But 1: Texas.
Winter weather is affecting the reporting of new COVID-19 cases and fatalities across many jurisdictions. New case counts will be artificially low until reporting resumes.
Source: Texas COVID-19 dashboard.
After looking at the Texas COVID-19 dashboard, I’d say that the statement above is accurate. Over the past three days, the seven-day moving average of new cases has fallen by more than 40% in Texas, Arkansas, and Louisiana.
Including those states, the decline so far is 71%. Excluding them, the decline is 70%.
I suspect that, as with Thanksgiving and Christmas (Post #929), some portion of the recent reduction in Texas cases will be permanent. Ultimately, the final rate of decline for this period will likely end up between 70% and 71%.
In the national/regional graphs above I’ve highlighted the South Central region in gray. That region contributes slightly to the sharpness of the decline. But only slightly.
But 2: Declines have ceased in three bellwether states. Yesterday, I pointed to North Dakota’s increasing new case rate as something to keep an eye on. Today I note that declines in new-case rates have now ceased in three states that were on the leading edge of the third wave: ND, SD, WY.
If I date the minima for those states to somewhere between 2/10/2021 and 2/15/2021. That means that new infections stopped falling in those states somewhere around the end of January. (Figuring roughly 16 days’ average lag between infection and reporting, due to the lags between infection and symptom onset, and then seeking care, getting tested, having test results reported, and then using a seven-day moving average to smooth the data.)
I’m not going to make too much of that until I see a few more of those early-decline states do the same thing.
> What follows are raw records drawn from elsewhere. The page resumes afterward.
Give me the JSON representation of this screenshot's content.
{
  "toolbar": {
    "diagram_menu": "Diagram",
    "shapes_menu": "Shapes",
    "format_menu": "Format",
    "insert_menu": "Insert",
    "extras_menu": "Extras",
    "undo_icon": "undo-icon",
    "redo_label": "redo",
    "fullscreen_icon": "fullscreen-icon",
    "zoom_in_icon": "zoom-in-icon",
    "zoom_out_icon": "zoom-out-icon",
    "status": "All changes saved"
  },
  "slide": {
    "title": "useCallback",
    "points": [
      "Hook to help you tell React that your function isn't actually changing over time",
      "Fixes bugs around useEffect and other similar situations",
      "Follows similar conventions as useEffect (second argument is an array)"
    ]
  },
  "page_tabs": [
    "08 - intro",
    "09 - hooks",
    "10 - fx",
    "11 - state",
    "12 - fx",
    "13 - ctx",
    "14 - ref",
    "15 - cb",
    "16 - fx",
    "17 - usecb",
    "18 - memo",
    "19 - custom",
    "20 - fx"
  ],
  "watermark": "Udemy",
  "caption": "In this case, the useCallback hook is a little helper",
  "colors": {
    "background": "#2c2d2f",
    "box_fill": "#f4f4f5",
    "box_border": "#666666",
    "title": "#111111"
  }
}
That said, what makes these three states interesting is that were among the first states to show a sharp rise in cases for the U.S. third wave of coronavirus. And they were among the first to show a sharp decline in new cases. So I’m wondering if they’re among the first to show the end of the downward leg of the U.S. third wave.
Two asides: Herd immunity, and Super-Bowl explosion of cases. Still waiting for either of these to show up.
There’s still no sign that the decline is due to anything other than seasonality. I saw Wall Street Journal opinion piece yesterday claiming that the decline was kind-a, sort-a, maybe due to herd immunity. The writer clearly had not bothered to do even the most basic look at the numbers to test out that hypothesis.
Finally, it almost goes without saying that there’s still no evidence yet of a post-Super-Bowl explosion in new cases. It’s still a little early for that (13 days after Super Bowl Sunday). But I’m betting that you won’t see any mention of it in the newspapers unless there was some super-spreader event somewhere. So I’m keeping up the watch.